]. For many low-income nations, fluoride toothpaste is probably the only realistic population strategy for the control and prevention of dental caries since cheaper alternatives such as water or salt fluoridation are not feasible due to poor infrastructure and limited financial and technological resources. The use of topical fluoride e.g. in the form of varnish or gels for dental caries prevention is similarly impractical since it relies on repeated applications of fluoride by trained personnel on an individual basis and therefore in terms of cost cannot be considered as part of a population based preventive strategy.
Based on global estimates, about 500 million people utilize fluoride toothpaste, 210 million have access to fluoridated water, 40 million have access to fluoridated salt, and 60 million benefit from fluoride mouth rinses, tablets and clinically applied fluoride [5
]. Taking into account the global population for 2007 is estimated to be 6.6 billion it can be assumed that only about 12.5% of the world's population benefit from the caries preventive possibilities of fluoride toothpaste.
The use of an efficacious fluoride toothpaste is largely dependent upon its socio-cultural integration in personal oral hygiene habits, availability and the ability of individuals to purchase and use it on a regular basis. The price of fluoride toothpaste is believed to be too high in some developing countries [16
] and this might impede equitable access. In a survey conducted at a hospital dental clinic in Lagos, Nigeria 32.5% of the respondents reported that the cost of toothpaste influenced their choice of brands and 54% also reported that the availability of dentifrices influenced their choice [17
]. WHO endorses the development and use of affordable fluoride toothpaste and defines affordable
toothpaste as "one that is available at a price that allows people on low income to purchase it [18

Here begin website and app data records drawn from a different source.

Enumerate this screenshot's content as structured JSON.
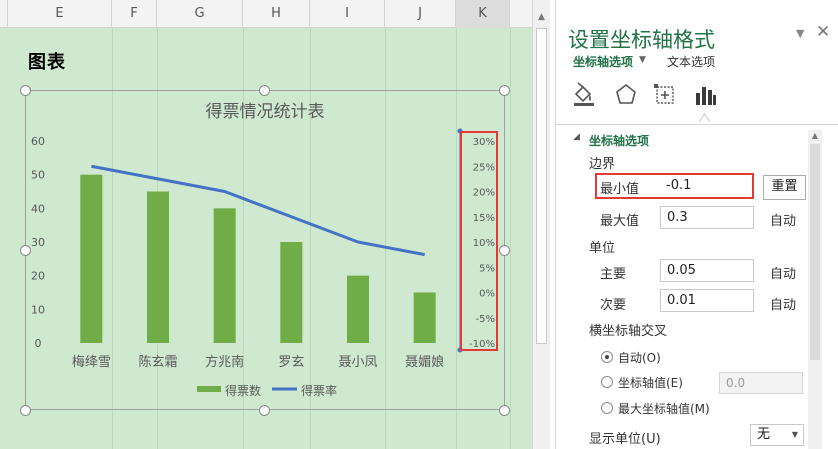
{
  "sheet": {
    "columns": [
      "E",
      "F",
      "G",
      "H",
      "I",
      "J",
      "K"
    ],
    "title": "图表"
  },
  "chart_data": {
    "type": "bar",
    "title": "得票情况统计表",
    "categories": [
      "梅绛雪",
      "陈玄霜",
      "方兆南",
      "罗玄",
      "聂小凤",
      "聂媚娘"
    ],
    "series": [
      {
        "name": "得票数",
        "type": "bar",
        "color": "#70ad47",
        "values": [
          50,
          45,
          40,
          30,
          20,
          15
        ],
        "axis": "left"
      },
      {
        "name": "得票率",
        "type": "line",
        "color": "#4472c4",
        "values": [
          0.25,
          0.225,
          0.2,
          0.15,
          0.1,
          0.075
        ],
        "axis": "right"
      }
    ],
    "left_axis": {
      "min": 0,
      "max": 60,
      "ticks": [
        "60",
        "50",
        "40",
        "30",
        "20",
        "10",
        "0"
      ]
    },
    "right_axis": {
      "min": -0.1,
      "max": 0.3,
      "ticks": [
        "30%",
        "25%",
        "20%",
        "15%",
        "10%",
        "5%",
        "0%",
        "-5%",
        "-10%"
      ]
    },
    "legend_position": "bottom",
    "grid": false
  },
  "pane": {
    "title": "设置坐标轴格式",
    "tab_axis_options": "坐标轴选项",
    "tab_text_options": "文本选项",
    "section_axis_options": "坐标轴选项",
    "bounds_label": "边界",
    "min_label": "最小值",
    "min_value": "-0.1",
    "reset_button": "重置",
    "max_label": "最大值",
    "max_value": "0.3",
    "max_auto": "自动",
    "units_label": "单位",
    "major_label": "主要",
    "major_value": "0.05",
    "major_auto": "自动",
    "minor_label": "次要",
    "minor_value": "0.01",
    "minor_auto": "自动",
    "cross_label": "横坐标轴交叉",
    "cross_auto": "自动(O)",
    "cross_value_label": "坐标轴值(E)",
    "cross_value": "0.0",
    "cross_max_label": "最大坐标轴值(M)",
    "display_units_label": "显示单位(U)",
    "display_units_value": "无"
  }
}
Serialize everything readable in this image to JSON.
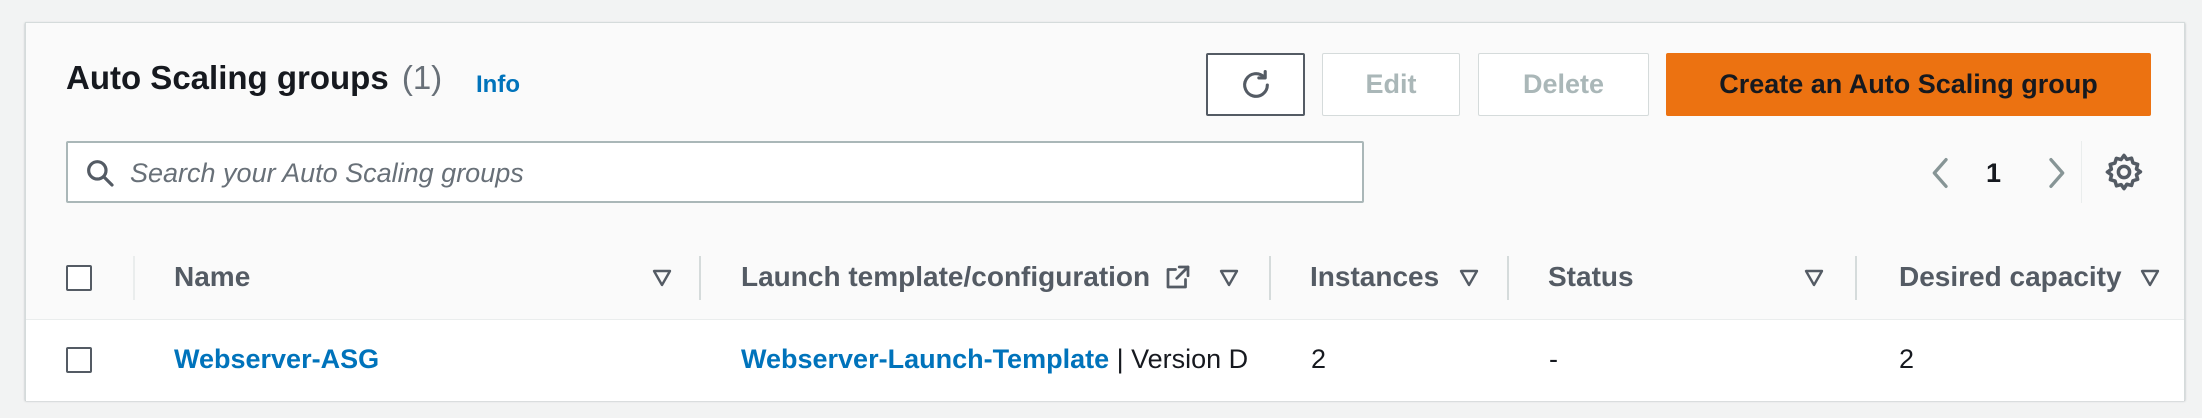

]." To date there have not been any attempts to quantify affordability or to suggest a reasonable retail price which consumers might pay for fluoride toothpaste; nor has there been any research to evaluate the effects of affordability, purchasing, and utilisation. The aim of this paper is to compare the cost and relative affordability of fluoride toothpaste in high-, middle- and low-income countries. The hypothesis is that fluoride toothpaste is not equally affordable in high-, middle- and low-income countries.